to the number of processes you require. Save the file as `jobscript.slm`

.

Next we must create a Firedrake script to run on HPC. If you are following as part of a tutorial a template will be provided, otherwise you can copy and paste code from cells in the notebook. Edit the values of `Nx`

and `Nref`

in the script to solve your selected problem size using your answer to (a). Ensure you save the files as `HPC_demo.py`

Finally, submit the job to the queue using the command `sbatch jobscript.slm`

on the HPC command line and, once the job has run, check the output files current directory and fill in the error in the table below:

N = | 8 | 16 | 32 | 64 | 128 | 256 | 512 |
---|---|---|---|---|---|---|---|

h | 0.044 | ||||||

Error | 1.74E-05 |

If you are performing the convergence study individually, continue editing the scripts to populate the rest of the table. Both the Python script and jobscript need to be changed to suit the problem size!

d)

Plot the error against h and measure the rate of convergence using `matplotlib`

. If you are completing this as part of a tutorial submit your results from (c) to the instructor and they will combine the results and plot the graph.

**Hints:**

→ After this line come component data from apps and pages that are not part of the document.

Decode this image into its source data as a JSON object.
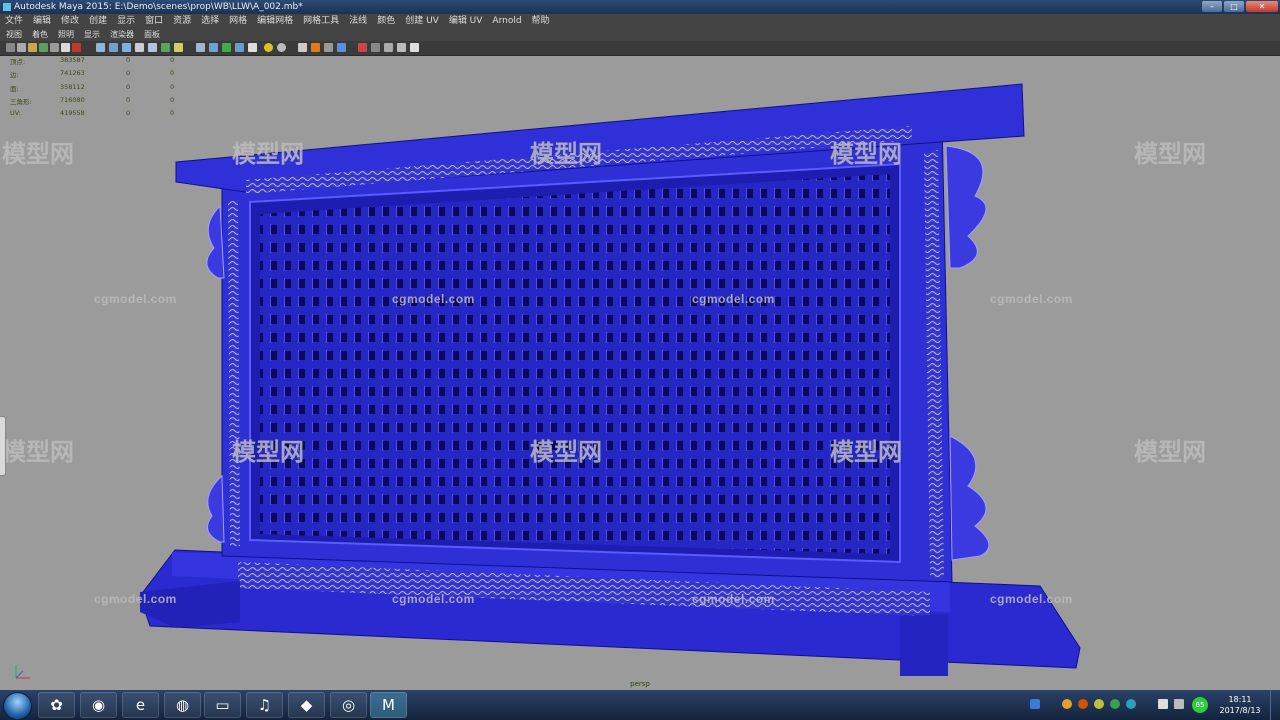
{
  "window": {
    "title": "Autodesk Maya 2015: E:\\Demo\\scenes\\prop\\WB\\LLW\\A_002.mb*"
  },
  "menu": [
    "文件",
    "编辑",
    "修改",
    "创建",
    "显示",
    "窗口",
    "资源",
    "选择",
    "网格",
    "编辑网格",
    "网格工具",
    "法线",
    "颜色",
    "创建 UV",
    "编辑 UV",
    "Arnold",
    "帮助"
  ],
  "panel_menu": [
    "视图",
    "着色",
    "照明",
    "显示",
    "渲染器",
    "面板"
  ],
  "hud": [
    {
      "label": "顶点:",
      "values": [
        "383587",
        "0",
        "0"
      ]
    },
    {
      "label": "边:",
      "values": [
        "741263",
        "0",
        "0"
      ]
    },
    {
      "label": "面:",
      "values": [
        "358112",
        "0",
        "0"
      ]
    },
    {
      "label": "三角形:",
      "values": [
        "716080",
        "0",
        "0"
      ]
    },
    {
      "label": "UV:",
      "values": [
        "419558",
        "0",
        "0"
      ]
    }
  ],
  "viewport": {
    "camera": "persp",
    "model_color": "#2f2fd6"
  },
  "watermarks": {
    "site": "cgmodel.com",
    "brand": "模型网"
  },
  "taskbar": {
    "time": "18:11",
    "date": "2017/8/13",
    "badge": "65"
  }
}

- You don't need much compute power to solve small problems on coarse meshes, these will likely fit on one node.
- Remember to make your job big enough for the number of processes that you run:
- Each MPI rank must own at least one cell in the mesh.
- Firedrake performs better when there are more than 50000 DOFs per rank.